─── DATA TO EXAMINE

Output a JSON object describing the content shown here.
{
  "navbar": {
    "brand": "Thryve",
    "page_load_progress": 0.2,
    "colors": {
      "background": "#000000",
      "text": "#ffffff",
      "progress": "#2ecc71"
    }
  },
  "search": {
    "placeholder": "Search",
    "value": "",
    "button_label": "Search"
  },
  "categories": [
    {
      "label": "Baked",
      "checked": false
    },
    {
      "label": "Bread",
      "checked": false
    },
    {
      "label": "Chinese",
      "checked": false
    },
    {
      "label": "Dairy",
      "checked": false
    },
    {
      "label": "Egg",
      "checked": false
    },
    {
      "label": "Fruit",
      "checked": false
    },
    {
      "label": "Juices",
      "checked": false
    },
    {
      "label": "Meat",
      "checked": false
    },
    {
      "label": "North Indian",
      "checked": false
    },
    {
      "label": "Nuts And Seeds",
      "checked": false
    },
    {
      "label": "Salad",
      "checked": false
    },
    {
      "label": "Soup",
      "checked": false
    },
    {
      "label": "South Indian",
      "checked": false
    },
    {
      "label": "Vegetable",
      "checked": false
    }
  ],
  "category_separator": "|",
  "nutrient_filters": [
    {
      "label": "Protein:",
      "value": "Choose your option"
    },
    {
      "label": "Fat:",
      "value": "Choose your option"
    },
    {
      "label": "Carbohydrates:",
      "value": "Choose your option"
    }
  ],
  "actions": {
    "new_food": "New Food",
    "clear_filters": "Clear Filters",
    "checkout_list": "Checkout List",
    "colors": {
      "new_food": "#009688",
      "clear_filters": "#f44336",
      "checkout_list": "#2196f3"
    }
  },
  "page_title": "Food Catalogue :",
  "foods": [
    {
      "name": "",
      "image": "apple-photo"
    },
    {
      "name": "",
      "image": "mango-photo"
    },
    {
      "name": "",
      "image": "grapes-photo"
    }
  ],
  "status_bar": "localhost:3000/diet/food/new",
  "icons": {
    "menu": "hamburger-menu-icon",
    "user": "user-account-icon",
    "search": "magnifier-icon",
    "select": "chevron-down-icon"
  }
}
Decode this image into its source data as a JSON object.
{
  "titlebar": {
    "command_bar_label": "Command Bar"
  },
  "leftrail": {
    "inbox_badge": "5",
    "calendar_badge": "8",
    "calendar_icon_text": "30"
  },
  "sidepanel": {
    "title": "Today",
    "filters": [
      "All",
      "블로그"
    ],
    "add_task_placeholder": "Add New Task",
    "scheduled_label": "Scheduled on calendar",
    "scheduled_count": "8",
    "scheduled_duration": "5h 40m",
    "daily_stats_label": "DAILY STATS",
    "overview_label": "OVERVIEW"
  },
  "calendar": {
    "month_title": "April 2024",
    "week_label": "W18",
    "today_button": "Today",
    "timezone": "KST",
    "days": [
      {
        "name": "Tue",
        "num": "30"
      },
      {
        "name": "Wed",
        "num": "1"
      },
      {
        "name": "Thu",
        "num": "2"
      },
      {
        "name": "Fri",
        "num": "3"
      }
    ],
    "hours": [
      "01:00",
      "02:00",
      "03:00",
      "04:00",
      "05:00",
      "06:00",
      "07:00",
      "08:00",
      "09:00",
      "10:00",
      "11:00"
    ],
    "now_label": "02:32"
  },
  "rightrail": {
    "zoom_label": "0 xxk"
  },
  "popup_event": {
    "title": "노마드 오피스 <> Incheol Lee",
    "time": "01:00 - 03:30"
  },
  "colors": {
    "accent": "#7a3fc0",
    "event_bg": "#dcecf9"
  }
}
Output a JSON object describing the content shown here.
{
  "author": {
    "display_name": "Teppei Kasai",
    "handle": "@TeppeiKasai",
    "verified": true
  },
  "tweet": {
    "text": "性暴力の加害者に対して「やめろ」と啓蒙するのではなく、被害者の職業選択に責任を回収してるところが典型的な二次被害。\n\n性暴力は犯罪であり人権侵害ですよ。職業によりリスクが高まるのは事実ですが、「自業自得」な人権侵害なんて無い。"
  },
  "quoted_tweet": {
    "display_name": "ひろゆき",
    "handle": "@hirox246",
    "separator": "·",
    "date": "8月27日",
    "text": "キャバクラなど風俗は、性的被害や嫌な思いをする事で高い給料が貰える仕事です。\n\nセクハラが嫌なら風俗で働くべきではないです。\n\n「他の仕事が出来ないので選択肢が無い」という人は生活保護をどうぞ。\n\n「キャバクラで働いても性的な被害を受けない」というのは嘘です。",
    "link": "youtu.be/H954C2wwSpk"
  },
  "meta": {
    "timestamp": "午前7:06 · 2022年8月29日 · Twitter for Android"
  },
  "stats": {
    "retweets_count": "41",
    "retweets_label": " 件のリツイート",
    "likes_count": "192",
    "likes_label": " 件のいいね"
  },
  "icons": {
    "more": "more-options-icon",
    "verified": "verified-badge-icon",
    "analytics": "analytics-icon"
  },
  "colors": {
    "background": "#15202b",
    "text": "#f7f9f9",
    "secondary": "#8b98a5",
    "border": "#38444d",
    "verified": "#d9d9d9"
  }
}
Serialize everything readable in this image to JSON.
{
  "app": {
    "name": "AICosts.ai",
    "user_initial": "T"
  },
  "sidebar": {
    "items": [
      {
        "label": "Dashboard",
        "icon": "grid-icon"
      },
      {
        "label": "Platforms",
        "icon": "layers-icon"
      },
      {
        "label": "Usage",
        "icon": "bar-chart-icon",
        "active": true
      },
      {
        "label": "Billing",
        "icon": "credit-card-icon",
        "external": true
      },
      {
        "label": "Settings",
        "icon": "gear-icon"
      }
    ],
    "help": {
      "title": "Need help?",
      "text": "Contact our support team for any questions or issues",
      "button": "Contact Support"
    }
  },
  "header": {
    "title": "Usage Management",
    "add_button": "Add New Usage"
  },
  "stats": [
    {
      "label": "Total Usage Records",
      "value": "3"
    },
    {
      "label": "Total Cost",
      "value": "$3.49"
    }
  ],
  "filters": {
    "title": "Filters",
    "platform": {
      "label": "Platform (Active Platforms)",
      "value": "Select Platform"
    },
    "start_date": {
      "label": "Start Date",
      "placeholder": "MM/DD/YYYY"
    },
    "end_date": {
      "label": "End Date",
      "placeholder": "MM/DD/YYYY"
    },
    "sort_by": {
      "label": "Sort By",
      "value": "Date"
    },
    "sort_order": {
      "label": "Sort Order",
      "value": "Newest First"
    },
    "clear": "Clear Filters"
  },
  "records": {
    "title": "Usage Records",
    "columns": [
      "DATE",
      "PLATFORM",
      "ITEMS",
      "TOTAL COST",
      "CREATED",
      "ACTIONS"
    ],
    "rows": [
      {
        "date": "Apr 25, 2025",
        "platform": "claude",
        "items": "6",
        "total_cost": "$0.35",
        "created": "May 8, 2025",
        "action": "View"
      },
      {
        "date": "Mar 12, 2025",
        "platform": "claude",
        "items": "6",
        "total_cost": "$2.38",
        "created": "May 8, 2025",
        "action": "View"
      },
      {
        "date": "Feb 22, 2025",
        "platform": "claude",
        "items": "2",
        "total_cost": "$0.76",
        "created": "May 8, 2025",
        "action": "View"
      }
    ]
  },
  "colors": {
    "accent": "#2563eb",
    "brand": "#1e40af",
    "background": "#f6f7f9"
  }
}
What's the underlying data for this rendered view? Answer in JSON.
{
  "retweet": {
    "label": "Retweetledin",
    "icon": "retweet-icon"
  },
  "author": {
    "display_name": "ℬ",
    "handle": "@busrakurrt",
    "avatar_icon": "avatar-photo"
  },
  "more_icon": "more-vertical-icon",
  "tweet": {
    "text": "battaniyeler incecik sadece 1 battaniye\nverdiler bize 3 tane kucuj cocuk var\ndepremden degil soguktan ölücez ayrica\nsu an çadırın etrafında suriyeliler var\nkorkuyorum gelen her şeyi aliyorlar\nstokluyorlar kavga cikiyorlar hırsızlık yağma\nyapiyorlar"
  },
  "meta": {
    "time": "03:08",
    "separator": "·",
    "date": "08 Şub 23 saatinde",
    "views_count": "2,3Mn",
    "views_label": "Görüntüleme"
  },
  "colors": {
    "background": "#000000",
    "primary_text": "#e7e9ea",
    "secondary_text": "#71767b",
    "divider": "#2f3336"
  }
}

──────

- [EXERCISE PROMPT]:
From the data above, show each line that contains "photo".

- [WORKED SOLUTION]:
      "image": "apple-photo"
      "image": "mango-photo"
      "image": "grapes-photo"
    "avatar_icon": "avatar-photo"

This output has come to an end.